I often think about what life would have been like had I stayed in industry as a working professional rather than come back to grad school. As an engineering student, I’ve more recently begun to process these thoughts transactionally. For example, in addition to the cost of a graduate degree, what other opportunity costs am I shelling out by coming back to school?
Hindsight is often said to be 20/20 but I’m not sure that really applies in this case. I’m often unsatisfied with the status quo so I’m apt to romanticize the past and future elements of my life while grumbling about the present. In other words, I’ve found that I never find satisfaction being in here and now and tend to either think about how great things used to be, or long for what’s to come.
To clarify my remark about clouded hindsight, I think about the times when I was working, feeling unsatisfied, and romanticizing about the new opportunities grad school could create for me. Certainly I had some expectation of rigor, work, and the finitude of time, but I was always willing to submit those practical trade-offs for the glory of it being “worth it.”

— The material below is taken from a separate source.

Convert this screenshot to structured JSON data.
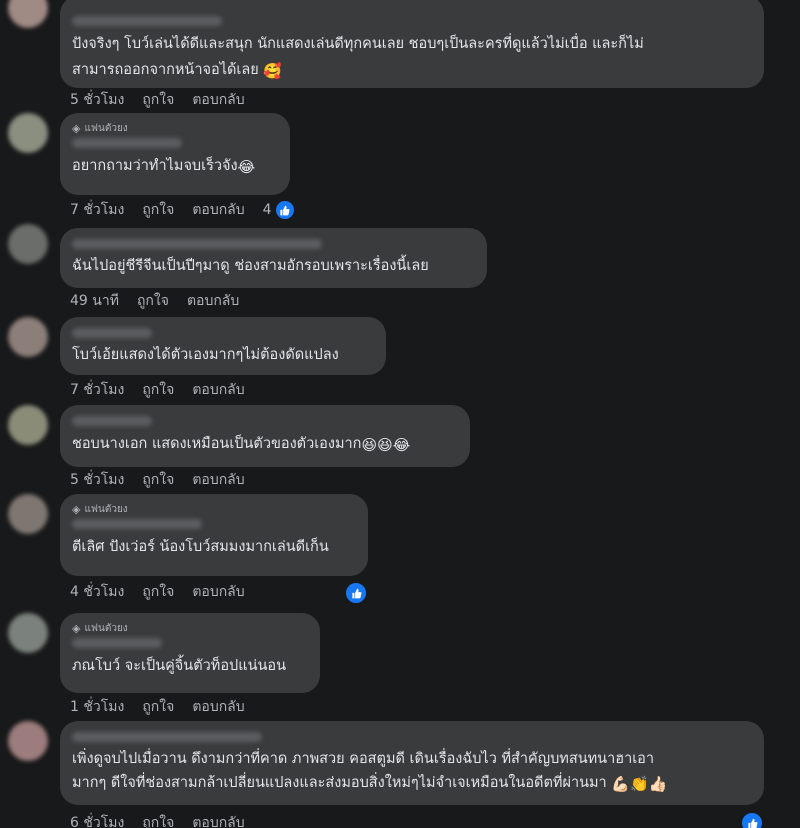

It’s very easy to reverse that in my present situation – i.e., wish I were back in the working world – or just shift the time frame forward – i.e., think about how awesome life will be after I graduate. The fact of the matter is, it will always be easy to gripe about the current situation and try to pursue something that’s bigger and better. It’s no wonder why so many young professionals switch jobs at the rate that they do.